Excerpts from a dataset
##############################
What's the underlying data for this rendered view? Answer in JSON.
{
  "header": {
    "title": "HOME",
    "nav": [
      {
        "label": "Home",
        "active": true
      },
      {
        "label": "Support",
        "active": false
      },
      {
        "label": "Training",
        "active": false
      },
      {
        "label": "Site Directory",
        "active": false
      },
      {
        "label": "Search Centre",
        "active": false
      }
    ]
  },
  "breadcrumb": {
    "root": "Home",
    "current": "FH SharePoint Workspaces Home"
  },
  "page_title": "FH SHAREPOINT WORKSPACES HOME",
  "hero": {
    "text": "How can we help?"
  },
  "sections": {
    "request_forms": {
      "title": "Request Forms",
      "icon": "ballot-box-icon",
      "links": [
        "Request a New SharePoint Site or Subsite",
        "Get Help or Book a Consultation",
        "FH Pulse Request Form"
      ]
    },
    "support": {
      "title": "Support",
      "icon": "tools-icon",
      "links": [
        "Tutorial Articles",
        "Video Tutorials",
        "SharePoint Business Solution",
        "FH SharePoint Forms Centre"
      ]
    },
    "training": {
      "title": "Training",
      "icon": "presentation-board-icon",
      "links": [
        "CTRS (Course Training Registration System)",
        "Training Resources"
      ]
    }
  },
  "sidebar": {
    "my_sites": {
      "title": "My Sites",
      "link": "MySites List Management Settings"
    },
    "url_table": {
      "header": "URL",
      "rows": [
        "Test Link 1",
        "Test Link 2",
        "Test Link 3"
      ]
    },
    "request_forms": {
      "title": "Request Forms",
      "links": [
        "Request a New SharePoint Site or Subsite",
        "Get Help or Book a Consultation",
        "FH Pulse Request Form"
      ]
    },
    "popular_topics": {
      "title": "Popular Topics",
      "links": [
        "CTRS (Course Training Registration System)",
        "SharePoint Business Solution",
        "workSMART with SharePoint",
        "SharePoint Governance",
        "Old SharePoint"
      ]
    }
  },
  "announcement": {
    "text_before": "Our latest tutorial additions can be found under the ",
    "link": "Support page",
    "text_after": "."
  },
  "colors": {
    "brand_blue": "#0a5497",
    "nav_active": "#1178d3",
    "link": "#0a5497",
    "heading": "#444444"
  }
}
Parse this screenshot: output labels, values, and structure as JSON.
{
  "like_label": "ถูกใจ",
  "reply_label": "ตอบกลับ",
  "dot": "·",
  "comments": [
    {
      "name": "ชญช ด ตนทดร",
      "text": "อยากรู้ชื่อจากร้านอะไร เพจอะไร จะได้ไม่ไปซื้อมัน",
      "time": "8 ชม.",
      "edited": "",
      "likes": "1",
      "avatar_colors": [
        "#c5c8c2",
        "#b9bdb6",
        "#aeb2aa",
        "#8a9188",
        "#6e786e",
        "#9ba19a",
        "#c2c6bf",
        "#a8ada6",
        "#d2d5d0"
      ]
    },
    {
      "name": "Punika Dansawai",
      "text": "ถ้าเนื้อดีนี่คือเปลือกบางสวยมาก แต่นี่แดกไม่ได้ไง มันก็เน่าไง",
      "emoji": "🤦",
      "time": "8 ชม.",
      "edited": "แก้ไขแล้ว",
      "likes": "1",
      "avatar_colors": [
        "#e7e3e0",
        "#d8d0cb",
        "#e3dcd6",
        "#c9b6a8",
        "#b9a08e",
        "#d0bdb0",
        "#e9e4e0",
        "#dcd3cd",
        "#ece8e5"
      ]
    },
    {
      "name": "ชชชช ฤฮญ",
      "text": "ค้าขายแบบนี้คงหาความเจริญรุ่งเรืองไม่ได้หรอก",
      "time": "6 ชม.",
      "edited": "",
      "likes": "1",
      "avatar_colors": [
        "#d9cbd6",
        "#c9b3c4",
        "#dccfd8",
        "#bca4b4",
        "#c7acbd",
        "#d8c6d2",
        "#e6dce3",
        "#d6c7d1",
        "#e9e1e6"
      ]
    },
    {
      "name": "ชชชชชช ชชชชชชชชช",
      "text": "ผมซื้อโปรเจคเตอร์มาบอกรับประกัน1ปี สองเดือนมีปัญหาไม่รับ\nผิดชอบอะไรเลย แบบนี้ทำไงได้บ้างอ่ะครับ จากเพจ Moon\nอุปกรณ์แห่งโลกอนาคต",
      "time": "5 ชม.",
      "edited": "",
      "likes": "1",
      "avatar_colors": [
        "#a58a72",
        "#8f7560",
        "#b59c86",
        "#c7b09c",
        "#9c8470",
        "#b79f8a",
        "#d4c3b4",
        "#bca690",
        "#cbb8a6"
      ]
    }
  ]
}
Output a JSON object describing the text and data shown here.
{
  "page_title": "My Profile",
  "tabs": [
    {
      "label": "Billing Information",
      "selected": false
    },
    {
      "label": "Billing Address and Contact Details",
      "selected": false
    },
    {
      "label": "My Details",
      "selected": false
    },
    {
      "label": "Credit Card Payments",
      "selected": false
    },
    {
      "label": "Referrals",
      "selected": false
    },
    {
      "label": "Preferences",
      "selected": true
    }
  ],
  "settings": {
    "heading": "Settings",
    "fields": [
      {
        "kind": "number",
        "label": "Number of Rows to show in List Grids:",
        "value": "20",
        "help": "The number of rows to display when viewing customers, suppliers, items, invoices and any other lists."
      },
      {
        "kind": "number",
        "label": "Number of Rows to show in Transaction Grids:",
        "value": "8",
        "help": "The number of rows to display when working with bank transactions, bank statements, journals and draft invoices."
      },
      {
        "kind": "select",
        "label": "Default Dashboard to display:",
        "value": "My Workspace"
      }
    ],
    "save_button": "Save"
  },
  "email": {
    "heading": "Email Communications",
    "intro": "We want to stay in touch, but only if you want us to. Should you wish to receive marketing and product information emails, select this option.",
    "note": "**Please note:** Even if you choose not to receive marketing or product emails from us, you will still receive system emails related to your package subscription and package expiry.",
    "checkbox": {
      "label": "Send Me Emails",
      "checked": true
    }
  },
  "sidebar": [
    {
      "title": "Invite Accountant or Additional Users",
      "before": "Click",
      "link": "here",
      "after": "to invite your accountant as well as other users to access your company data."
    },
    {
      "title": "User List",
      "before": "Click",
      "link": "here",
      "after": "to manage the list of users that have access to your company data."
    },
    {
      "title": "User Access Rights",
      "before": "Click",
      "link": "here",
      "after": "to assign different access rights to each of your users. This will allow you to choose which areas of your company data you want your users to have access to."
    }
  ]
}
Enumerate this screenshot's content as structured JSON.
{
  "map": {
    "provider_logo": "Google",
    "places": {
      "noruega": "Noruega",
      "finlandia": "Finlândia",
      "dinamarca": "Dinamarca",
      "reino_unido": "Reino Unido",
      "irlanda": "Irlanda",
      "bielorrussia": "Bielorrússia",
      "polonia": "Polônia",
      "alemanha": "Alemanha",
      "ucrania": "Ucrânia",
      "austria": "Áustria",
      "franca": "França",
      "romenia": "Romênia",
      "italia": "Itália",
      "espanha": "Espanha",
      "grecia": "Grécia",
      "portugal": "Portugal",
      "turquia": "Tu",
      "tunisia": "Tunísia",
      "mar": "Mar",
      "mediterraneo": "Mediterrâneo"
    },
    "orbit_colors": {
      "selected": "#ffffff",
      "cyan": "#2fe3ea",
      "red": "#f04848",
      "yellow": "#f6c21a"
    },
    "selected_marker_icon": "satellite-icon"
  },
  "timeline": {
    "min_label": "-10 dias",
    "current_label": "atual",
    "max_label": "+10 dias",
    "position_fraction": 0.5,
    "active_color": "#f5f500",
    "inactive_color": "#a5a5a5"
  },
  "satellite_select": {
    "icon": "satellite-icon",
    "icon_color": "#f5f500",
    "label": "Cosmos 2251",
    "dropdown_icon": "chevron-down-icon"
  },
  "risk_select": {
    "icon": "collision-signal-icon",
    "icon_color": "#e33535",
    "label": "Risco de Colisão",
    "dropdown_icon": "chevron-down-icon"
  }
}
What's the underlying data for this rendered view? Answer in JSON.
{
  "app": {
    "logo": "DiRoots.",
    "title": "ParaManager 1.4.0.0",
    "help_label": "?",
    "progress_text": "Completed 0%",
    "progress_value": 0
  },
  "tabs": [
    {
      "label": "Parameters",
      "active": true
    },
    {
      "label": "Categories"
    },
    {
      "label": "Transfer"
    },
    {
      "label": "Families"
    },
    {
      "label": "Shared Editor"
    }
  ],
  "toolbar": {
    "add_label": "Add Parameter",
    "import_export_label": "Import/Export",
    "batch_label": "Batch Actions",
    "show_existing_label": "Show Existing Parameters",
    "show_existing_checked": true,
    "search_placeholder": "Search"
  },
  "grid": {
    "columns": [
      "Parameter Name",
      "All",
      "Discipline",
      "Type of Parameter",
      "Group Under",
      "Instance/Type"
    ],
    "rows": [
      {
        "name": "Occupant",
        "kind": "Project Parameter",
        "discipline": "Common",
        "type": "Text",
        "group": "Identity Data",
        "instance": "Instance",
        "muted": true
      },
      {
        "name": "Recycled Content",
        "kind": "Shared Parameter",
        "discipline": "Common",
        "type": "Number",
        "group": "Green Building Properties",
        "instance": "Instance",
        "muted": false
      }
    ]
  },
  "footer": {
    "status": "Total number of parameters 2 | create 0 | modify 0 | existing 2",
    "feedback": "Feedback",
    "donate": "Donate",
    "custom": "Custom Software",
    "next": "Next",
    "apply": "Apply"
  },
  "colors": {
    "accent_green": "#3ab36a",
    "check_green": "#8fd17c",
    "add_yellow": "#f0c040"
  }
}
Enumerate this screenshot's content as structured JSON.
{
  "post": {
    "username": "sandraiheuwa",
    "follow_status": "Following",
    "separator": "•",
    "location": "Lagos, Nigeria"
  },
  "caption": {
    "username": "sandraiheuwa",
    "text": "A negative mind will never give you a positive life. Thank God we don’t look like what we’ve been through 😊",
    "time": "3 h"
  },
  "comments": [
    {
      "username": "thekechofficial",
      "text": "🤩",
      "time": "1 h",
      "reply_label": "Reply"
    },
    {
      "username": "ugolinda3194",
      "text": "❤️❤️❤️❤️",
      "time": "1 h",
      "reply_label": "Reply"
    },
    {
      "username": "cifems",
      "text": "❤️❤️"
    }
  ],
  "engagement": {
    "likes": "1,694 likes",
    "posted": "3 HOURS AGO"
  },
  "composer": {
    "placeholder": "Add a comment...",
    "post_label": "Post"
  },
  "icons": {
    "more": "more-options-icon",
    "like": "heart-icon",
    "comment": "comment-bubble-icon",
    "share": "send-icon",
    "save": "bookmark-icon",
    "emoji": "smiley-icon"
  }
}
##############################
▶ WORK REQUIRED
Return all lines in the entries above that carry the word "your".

▶ SOLUTION TO THIS EXERCISE
    "note": "**Please note:** Even if you choose not to receive marketing or product emails from us, you will still receive system emails related to your package subscription and package expiry.",
      "after": "to invite your accountant as well as other users to access your company data."
      "after": "to manage the list of users that have access to your company data."
      "after": "to assign different access rights to each of your users. This will allow you to choose which areas of your company data you want your users to have access to."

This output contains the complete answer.